A Self-Help Guide for Hornists.
"Intended to help horn players help themselves, this book is an assemblage of drills and exercises, strategies for more efficient practice and problem solving, injury prevention and musical wellness, audition preparation, and dealing with performance anxiety, all in a concise and easy to use format including ten color photographs and illustrations. Applicable to all brass students looking to stock their arsenal with the problem solving skills they'll need to succeed!" - the publisher
An Interview with Author Dr. Kristy M. Morrell, by Karie Upton - from the IHS E-Newsletter
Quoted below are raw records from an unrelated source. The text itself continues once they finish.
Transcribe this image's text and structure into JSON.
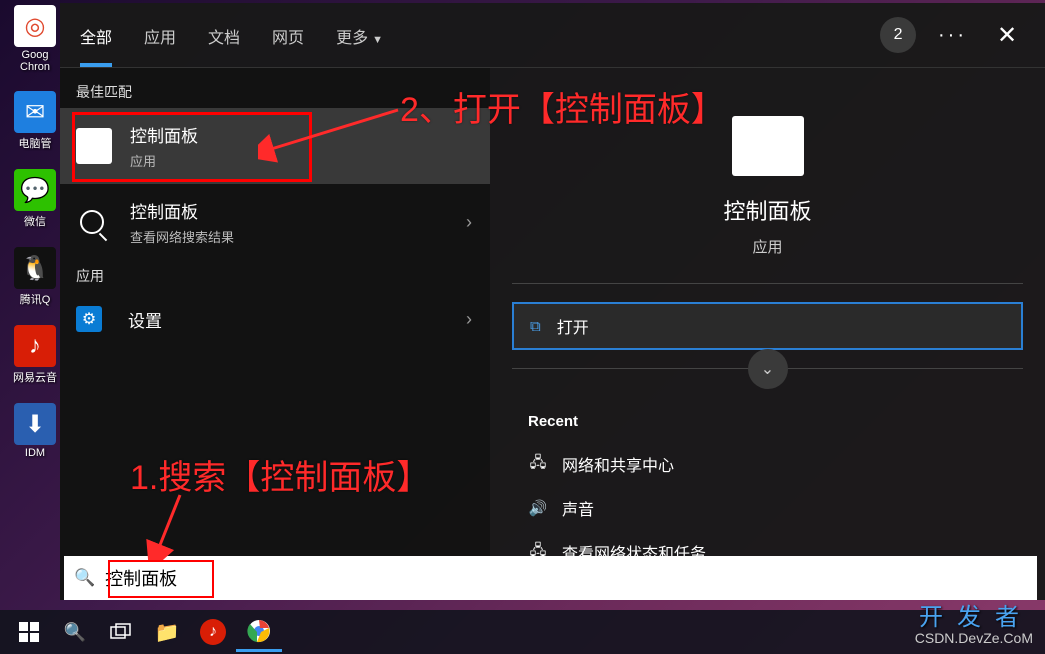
{
  "desktop": {
    "icons": [
      {
        "label": "Goog",
        "sub": "Chron",
        "bg": "#fff",
        "glyph": "◎"
      },
      {
        "label": "电脑管",
        "bg": "#1e7fe0",
        "glyph": "✉"
      },
      {
        "label": "微信",
        "bg": "#2dc100",
        "glyph": "💬"
      },
      {
        "label": "腾讯Q",
        "bg": "#111",
        "glyph": "🐧"
      },
      {
        "label": "网易云音",
        "bg": "#d81e06",
        "glyph": "♪"
      },
      {
        "label": "IDM",
        "bg": "#2a5fb0",
        "glyph": "⬇"
      }
    ]
  },
  "search_panel": {
    "tabs": [
      "全部",
      "应用",
      "文档",
      "网页"
    ],
    "more_label": "更多",
    "badge": "2",
    "sections": {
      "best_match": "最佳匹配",
      "apps": "应用"
    },
    "results": [
      {
        "title": "控制面板",
        "sub": "应用",
        "icon": "control-panel",
        "selected": true
      },
      {
        "title": "控制面板",
        "sub": "查看网络搜索结果",
        "icon": "search",
        "chevron": true
      }
    ],
    "app_results": [
      {
        "title": "设置",
        "icon": "settings",
        "chevron": true
      }
    ],
    "preview": {
      "title": "控制面板",
      "sub": "应用",
      "open_label": "打开",
      "recent_label": "Recent",
      "recent": [
        {
          "label": "网络和共享中心",
          "icon": "network"
        },
        {
          "label": "声音",
          "icon": "sound"
        },
        {
          "label": "查看网络状态和任务",
          "icon": "network"
        }
      ]
    }
  },
  "search_input": {
    "value": "控制面板"
  },
  "annotations": {
    "step1": "1.搜索【控制面板】",
    "step2": "2、打开【控制面板】"
  },
  "watermark": {
    "line1": "开发者",
    "line2": "CSDN.DevZe.CoM"
  }
}
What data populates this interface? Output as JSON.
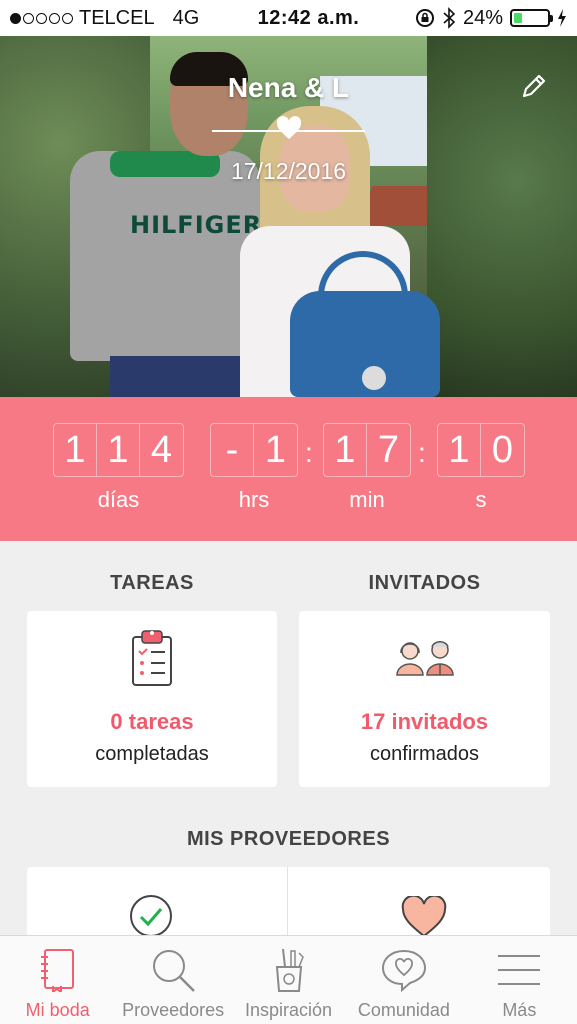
{
  "status_bar": {
    "carrier": "TELCEL",
    "network": "4G",
    "time": "12:42 a.m.",
    "battery": "24%",
    "battery_level": 0.24,
    "signal_bars_filled": 1,
    "signal_bars_total": 5
  },
  "hero": {
    "couple_name": "Nena & L",
    "date": "17/12/2016",
    "shirt_text": "HILFIGER"
  },
  "countdown": {
    "days": [
      "1",
      "1",
      "4"
    ],
    "hours": [
      "-",
      "1"
    ],
    "minutes": [
      "1",
      "7"
    ],
    "seconds": [
      "1",
      "0"
    ],
    "labels": {
      "days": "días",
      "hours": "hrs",
      "minutes": "min",
      "seconds": "s"
    }
  },
  "tasks": {
    "heading": "TAREAS",
    "value": "0 tareas",
    "sub": "completadas",
    "icon": "clipboard-icon"
  },
  "guests": {
    "heading": "INVITADOS",
    "value": "17 invitados",
    "sub": "confirmados",
    "icon": "guests-icon"
  },
  "providers": {
    "heading": "MIS PROVEEDORES",
    "icons": [
      "check-circle-icon",
      "heart-icon"
    ]
  },
  "tabbar": {
    "items": [
      {
        "label": "Mi boda",
        "icon": "notebook-icon",
        "active": true
      },
      {
        "label": "Proveedores",
        "icon": "search-icon",
        "active": false
      },
      {
        "label": "Inspiración",
        "icon": "tools-icon",
        "active": false
      },
      {
        "label": "Comunidad",
        "icon": "chat-heart-icon",
        "active": false
      },
      {
        "label": "Más",
        "icon": "menu-icon",
        "active": false
      }
    ]
  },
  "colors": {
    "accent": "#f77985",
    "accent_text": "#f05a6b",
    "battery": "#4cd964"
  }
}
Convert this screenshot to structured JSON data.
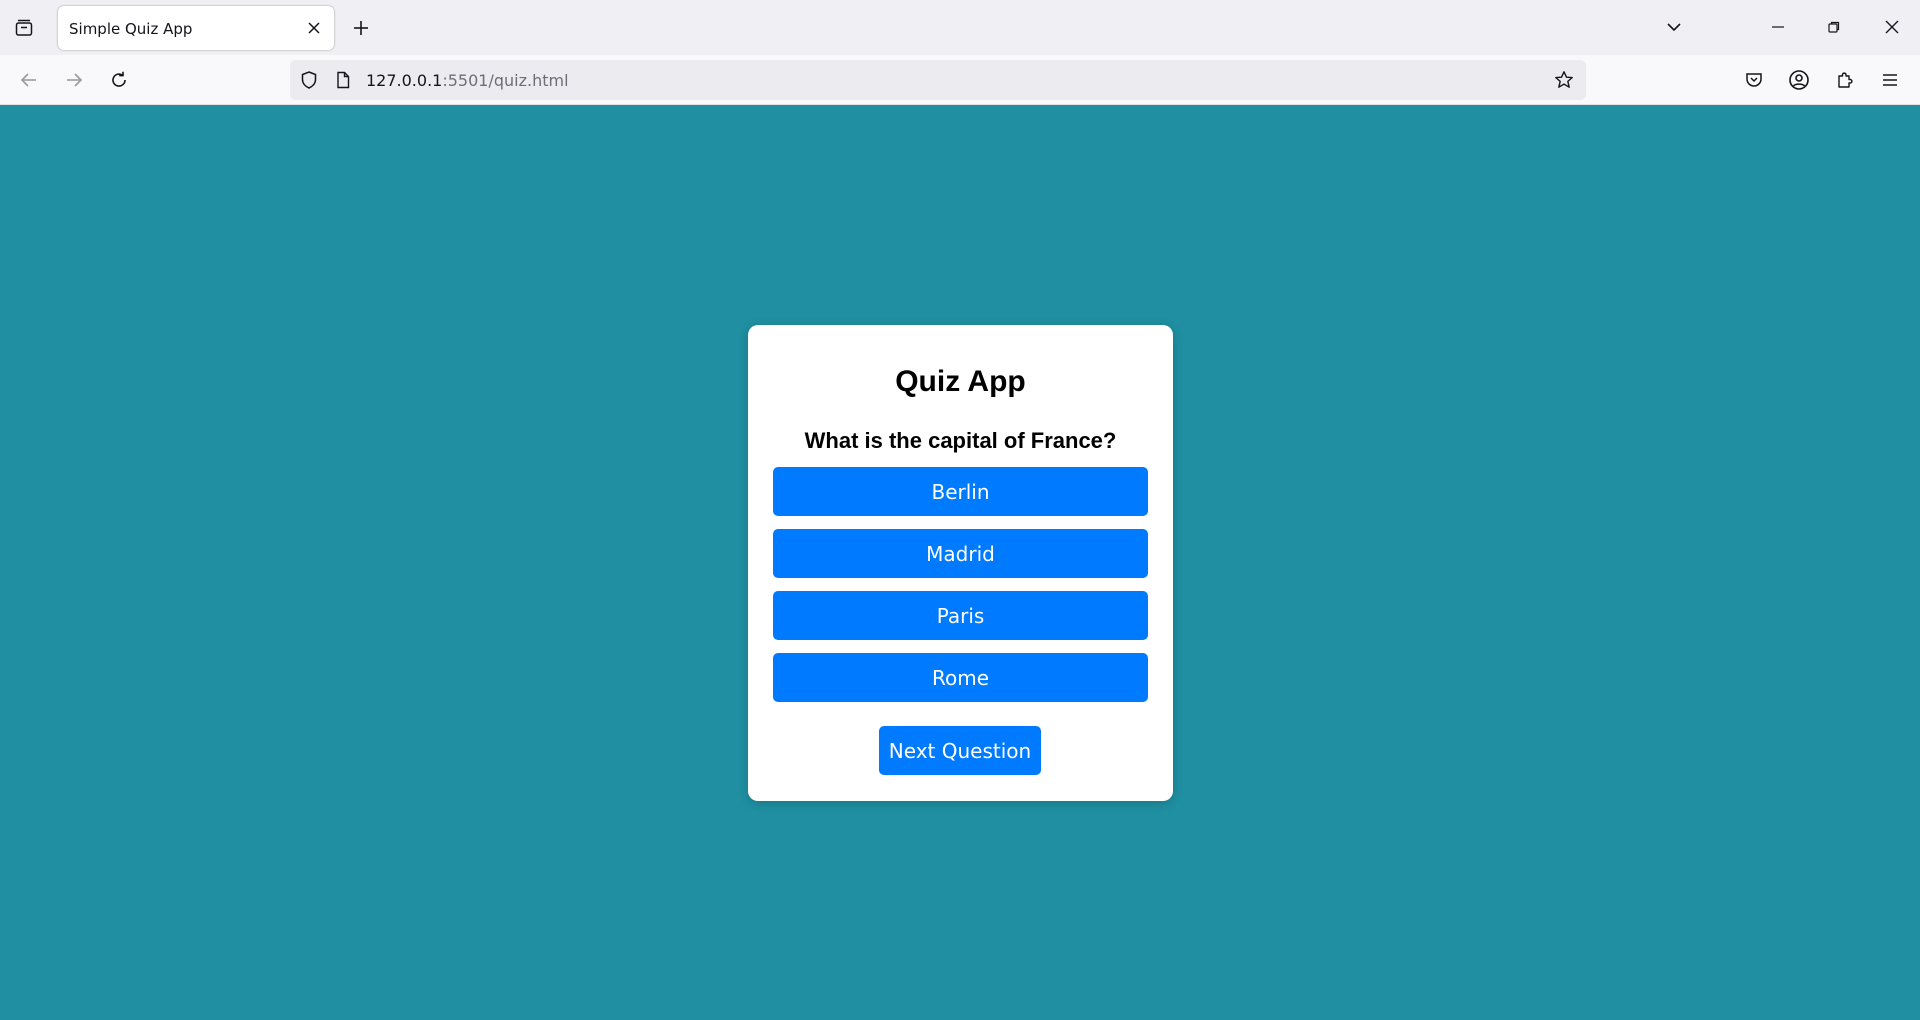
{
  "browser": {
    "tab": {
      "title": "Simple Quiz App"
    },
    "url": {
      "host": "127.0.0.1",
      "rest": ":5501/quiz.html"
    }
  },
  "quiz": {
    "title": "Quiz App",
    "question": "What is the capital of France?",
    "options": [
      "Berlin",
      "Madrid",
      "Paris",
      "Rome"
    ],
    "next_label": "Next Question"
  },
  "colors": {
    "page_background": "#1f8fa1",
    "button": "#007bff",
    "card": "#ffffff"
  },
  "icons": {
    "tab_list": "tab-list-icon",
    "close_tab": "close-icon",
    "new_tab": "plus-icon",
    "back": "back-arrow-icon",
    "forward": "forward-arrow-icon",
    "reload": "reload-icon",
    "shield": "shield-icon",
    "page": "page-icon",
    "bookmark": "star-icon",
    "pocket": "pocket-icon",
    "account": "account-icon",
    "extensions": "extensions-icon",
    "menu": "hamburger-menu-icon"
  }
}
In October 2014, Glen Lyon Books released Musician, Heal Thyself, a book by Dr. Kristy M. Morrell of the Los Angeles Chamber Orchestra and professor at the University of Southern California Thornton School of Music. Tagged as a “self-help guide for hornists”, this book is written to empower the horn player, help them reevaluate the way they approach the horn, and identify potential issues holding them back. Many of us spent our college years looking for the hypothetical “golden teacher”, the one that would lead us to success, but this book affirms that you are your most important teacher and shows you how to make every practice session the best lesson you will ever have. On October 24th, I met with Dr. Morrell outside of her office on the USC campus for the following interview.
Many people are content sharing their ideas by teaching lessons or masterclasses. What was your driving force for taking on such a large project as writing a book?
I have been planning to write a book for several years; it has been a long-term goal of mine. I finally decided it was time and I just sat down and did it. I had to keep regular hours of writing and give myself goals to finally finish it.
I imagine that students can take this book into the practice room and use it to help them figure out how to solve problems. I was going for convenient and concise because when I’m practicing, that’s what I want. Here’s the problem, what am I going to do about it?
Some of the musicians you studied with throughout your education include Verne Reynolds, James Decker, and Vincent DeRosa. What influence did they have on your teaching?
My two biggest influences in my teaching would definitely be Verne Reynolds and Vince DeRosa. I was fortunate enough here [at USC] to spend five years with Mr. DeRosa, which was a very long time with one instructor, but honestly we did a lot of good work together.
My time at Eastman with Mr. Reynolds was invaluable, absolutely invaluable. I think Mr. Reynolds taught me the importance of dailiness and about thinking things through first: what is this (when you’re looking at an etude), how do you decode this, what’s the subdivision, what is he after, what’s the interval? Then basically start slowly and work at it incrementally every day.
There is a chapter in your book dedicated to injury prevention and wellness, which is not a topic often included in books about horn playing. What compelled you to write about this?
A lot of people ask me that. I think as an educator, it’s really, really important to start with prevention: proper air support, posture, recognizing symptoms of overuse, and knowing where to go for help. Practice with economy, and don’t abuse your body. The first time you have pain, stop. Reevaluate what you’re doing. Stay in shape. Take care of your body. I think musical wellness should be part of every performance curriculum, and I hope every teacher feels the same.
My information in this book is very basic: pictures of the muscles (it makes sense when you look at it why certain ways of playing are kind of a bad idea) and there are other places to look. If you get into trouble or you have an injured student, the thing is to not ignore it. I think a lot of people don’t feel comfortable taking on this topic, I mean, I’m certainly not an expert. I’ve looked at the resources we do have available, and I tried to go from there. I hope everyone will think about it, and teach it. Prevention is really the key.